Under CSRS rules, a less than full survivor annuity is 55% of any base amount of the full annuity that the retiring employee chooses. This example assumes that the annuitant chooses (and the spouse agrees) a base amount of $35,000 from the above $45,000 full and unreducedannuity.

Base Amount Chosen $35,000

2.5% of first $3,600

10% of remaining $31,400

$         90

$     3,140

$ 3,230
Reduced Annuity $31,770
Survivor annuity amount $19,250

There is no restriction as to how small a base amount can be chosen, as long as spousal consent is given.

FERS is less generous than CSRS and gives less flexibility as well. A full survivor annuity under FERS is 50% of the annuitant’s full and unreduced annuity and the cost is 10% of the annuity.

Unreduced Annuity $45,000
10% of unreduced annuity $ 4,500
Reduced Annuity $40,000
Survivor annuity amount $22,500

A less than full survivor annuity under FERS is 25% of the annuitant’s full and unreduced annuity and the cost is 5%.

Unreduced Annuity $45,000
5% of unreduced annuity $ 2,250
Reduced Annuity $42,750
Survivor annuity amount $11,250

Under both CSRS and FERS there is an option called an Insurable Interest Survivor Annuity that allows a retiree to choose a survivor annuity for someone who has a reasonable expectation of financial benefit from the continued life of the retiree. An insurable interest survivor annuity is a full survivor annuity; there is no less than full option. In addition, the cost of the annuity is based on the difference in age between the annuitant and the individual with the insurable interest. The lowest cost is 10% of the full and unreduced annuity for someone who is older, the same age or less than five years younger than the annuitant. The highest cost is 40% of the full and unreduced annuity for someone who is 30 or more years younger than the annuitant.

In order to have an insurable interest annuity approved, the retiree must be in good health and must not be retiring on disability. The Office of Personnel Management (OPM) has presumed an insurable interest for several relationships, thereby obviating the need to prove expectation of financial benefit. Those relationships are:

  • Spouse
  • Former spouse
  • Common law spouse
  • Engaged to be married
  • Blood or adoptive relative closer than first cousin

A former spouse can also be entitled to a survivor annuity. An annuitant could choose to elect a survivor annuity for a former spouse, or a valid court order could require it. For a court order to be considered valid:

  • It must be issued by a US Court; and
  • It must be both reviewed and approved by OPM; and
  • For CSRS the divorce must have taken place after 5/7/85;and
  • The former spouse must not have remarried before the age of 55 (unless the marriage lasted 30 years of longer; and
  • The marriage to the federal employee must have lasted at least nine months.

Hopefully this article covered the basics of survivor annuities. A forthcoming article will look at whether or not survivor annuities make sense.

Agencies can request to have John Grobe, or another of Federal Career Experts' qualified instructors, deliver a retirement or transition seminar to their employees.

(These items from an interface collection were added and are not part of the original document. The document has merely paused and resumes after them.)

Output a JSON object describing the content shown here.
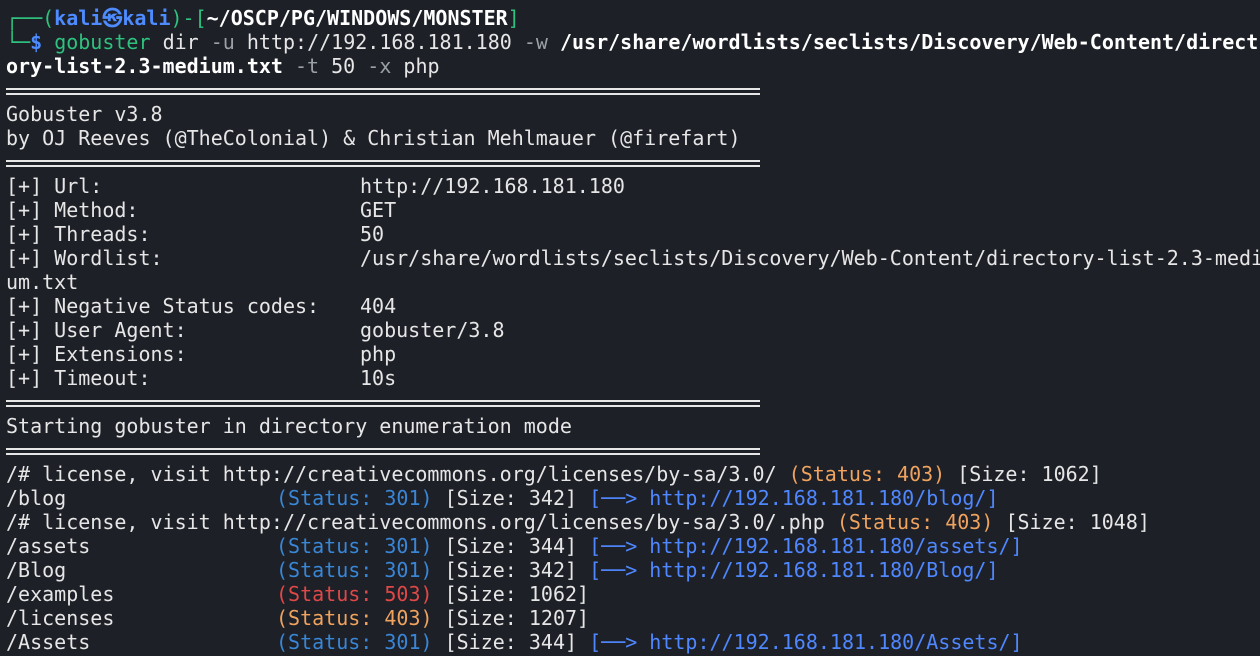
{
  "prompt": {
    "open": "┌──(",
    "user": "kali",
    "skull": "㉿",
    "host": "kali",
    "mid": ")-[",
    "path": "~/OSCP/PG/WINDOWS/MONSTER",
    "close": "]",
    "line2_prefix": "└─",
    "dollar": "$"
  },
  "command": {
    "cmd": "gobuster",
    "arg1": "dir",
    "flag_u": "-u",
    "url": "http://192.168.181.180",
    "flag_w": "-w",
    "wordlist_part1": "/usr/share/wordlists/seclists/Discovery/Web-Content/direct",
    "wordlist_part2": "ory-list-2.3-medium.txt",
    "flag_t": "-t",
    "threads": "50",
    "flag_x": "-x",
    "ext": "php"
  },
  "banner": {
    "version": "Gobuster v3.8",
    "authors": "by OJ Reeves (@TheColonial) & Christian Mehlmauer (@firefart)"
  },
  "config": {
    "url_label": "[+] Url:",
    "url_value": "http://192.168.181.180",
    "method_label": "[+] Method:",
    "method_value": "GET",
    "threads_label": "[+] Threads:",
    "threads_value": "50",
    "wordlist_label": "[+] Wordlist:",
    "wordlist_value": "/usr/share/wordlists/seclists/Discovery/Web-Content/directory-list-2.3-medi",
    "wordlist_wrap": "um.txt",
    "neg_label": "[+] Negative Status codes:",
    "neg_value": "404",
    "ua_label": "[+] User Agent:",
    "ua_value": "gobuster/3.8",
    "ext_label": "[+] Extensions:",
    "ext_value": "php",
    "timeout_label": "[+] Timeout:",
    "timeout_value": "10s"
  },
  "start_msg": "Starting gobuster in directory enumeration mode",
  "results": {
    "r1": {
      "path": "/# license, visit http://creativecommons.org/licenses/by-sa/3.0/",
      "status": "(Status: 403)",
      "size": "[Size: 1062]"
    },
    "r2": {
      "path": "/blog",
      "status": "(Status: 301)",
      "size": "[Size: 342]",
      "redirect": "[──> http://192.168.181.180/blog/]"
    },
    "r3": {
      "path": "/# license, visit http://creativecommons.org/licenses/by-sa/3.0/.php",
      "status": "(Status: 403)",
      "size": "[Size: 1048]"
    },
    "r4": {
      "path": "/assets",
      "status": "(Status: 301)",
      "size": "[Size: 344]",
      "redirect": "[──> http://192.168.181.180/assets/]"
    },
    "r5": {
      "path": "/Blog",
      "status": "(Status: 301)",
      "size": "[Size: 342]",
      "redirect": "[──> http://192.168.181.180/Blog/]"
    },
    "r6": {
      "path": "/examples",
      "status": "(Status: 503)",
      "size": "[Size: 1062]"
    },
    "r7": {
      "path": "/licenses",
      "status": "(Status: 403)",
      "size": "[Size: 1207]"
    },
    "r8": {
      "path": "/Assets",
      "status": "(Status: 301)",
      "size": "[Size: 344]",
      "redirect": "[──> http://192.168.181.180/Assets/]"
    }
  }
}
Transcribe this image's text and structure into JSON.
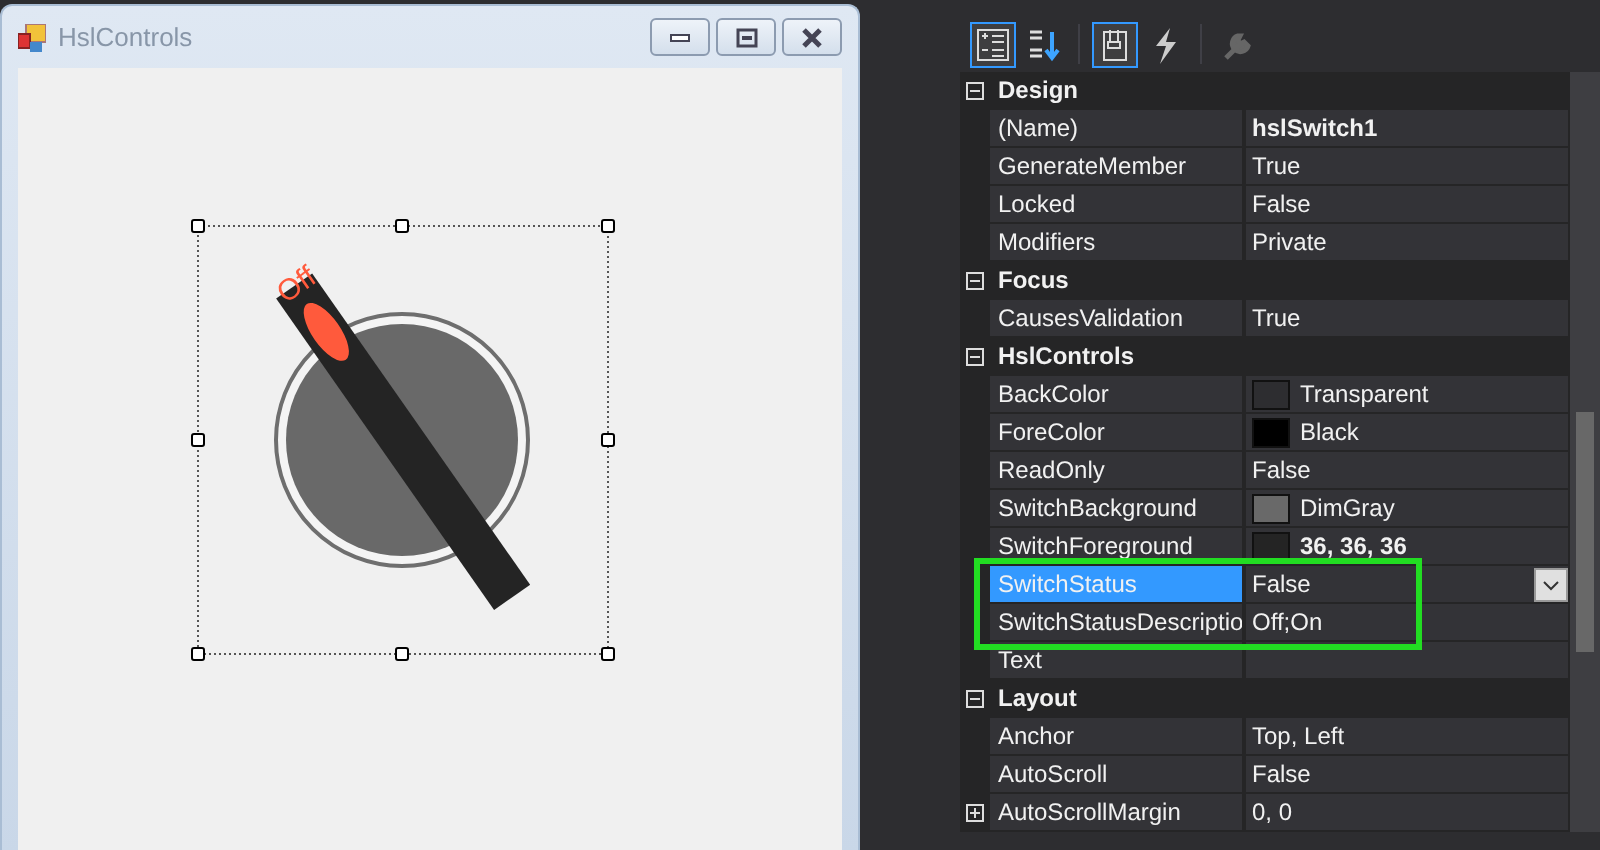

FCE instructors are not financial advisers and will not sell or recommend financial products to class participants. Agency Benefits Officers can contact John Grobe at to discuss schedules and costs.

About the Author

John Grobe is President of Federal Career Experts, a firm that provides pre-retirement training and seminars to a wide variety of federal agencies. FCE’s instructors are all retired federal retirement specialists who educate class participants on the ins and outs of federal retirement and benefits; there is never an attempt to influence participants to invest a certain way, or to purchase any financial products. John and FCE specialize in retirement for special category employees, such as law enforcement officers.